(Input begins)

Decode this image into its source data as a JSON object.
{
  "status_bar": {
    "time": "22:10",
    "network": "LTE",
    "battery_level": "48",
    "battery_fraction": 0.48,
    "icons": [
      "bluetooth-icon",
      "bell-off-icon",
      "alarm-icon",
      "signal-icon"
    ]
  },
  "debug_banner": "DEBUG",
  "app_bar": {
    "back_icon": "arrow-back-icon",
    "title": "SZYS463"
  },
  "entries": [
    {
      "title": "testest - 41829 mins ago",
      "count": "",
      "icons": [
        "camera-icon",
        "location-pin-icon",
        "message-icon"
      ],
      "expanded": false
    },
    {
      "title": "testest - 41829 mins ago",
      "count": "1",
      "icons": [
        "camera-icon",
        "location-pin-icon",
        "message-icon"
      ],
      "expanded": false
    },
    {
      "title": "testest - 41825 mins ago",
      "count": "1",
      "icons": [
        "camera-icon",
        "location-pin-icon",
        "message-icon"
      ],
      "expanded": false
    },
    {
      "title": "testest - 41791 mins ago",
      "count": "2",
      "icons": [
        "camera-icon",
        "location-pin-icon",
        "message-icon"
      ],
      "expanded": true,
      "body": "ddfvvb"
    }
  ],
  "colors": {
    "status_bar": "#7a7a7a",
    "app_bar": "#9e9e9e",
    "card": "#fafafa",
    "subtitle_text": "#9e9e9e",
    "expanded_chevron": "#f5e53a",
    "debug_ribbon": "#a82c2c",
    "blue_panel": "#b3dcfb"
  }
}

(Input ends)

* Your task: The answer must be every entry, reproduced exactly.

* Response to this task:
Decode this image into its source data as a JSON object.
{
  "status_bar": {
    "time": "22:10",
    "network": "LTE",
    "battery_level": "48",
    "battery_fraction": 0.48,
    "icons": [
      "bluetooth-icon",
      "bell-off-icon",
      "alarm-icon",
      "signal-icon"
    ]
  },
  "debug_banner": "DEBUG",
  "app_bar": {
    "back_icon": "arrow-back-icon",
    "title": "SZYS463"
  },
  "entries": [
    {
      "title": "testest - 41829 mins ago",
      "count": "",
      "icons": [
        "camera-icon",
        "location-pin-icon",
        "message-icon"
      ],
      "expanded": false
    },
    {
      "title": "testest - 41829 mins ago",
      "count": "1",
      "icons": [
        "camera-icon",
        "location-pin-icon",
        "message-icon"
      ],
      "expanded": false
    },
    {
      "title": "testest - 41825 mins ago",
      "count": "1",
      "icons": [
        "camera-icon",
        "location-pin-icon",
        "message-icon"
      ],
      "expanded": false
    },
    {
      "title": "testest - 41791 mins ago",
      "count": "2",
      "icons": [
        "camera-icon",
        "location-pin-icon",
        "message-icon"
      ],
      "expanded": true,
      "body": "ddfvvb"
    }
  ],
  "colors": {
    "status_bar": "#7a7a7a",
    "app_bar": "#9e9e9e",
    "card": "#fafafa",
    "subtitle_text": "#9e9e9e",
    "expanded_chevron": "#f5e53a",
    "debug_ribbon": "#a82c2c",
    "blue_panel": "#b3dcfb"
  }
}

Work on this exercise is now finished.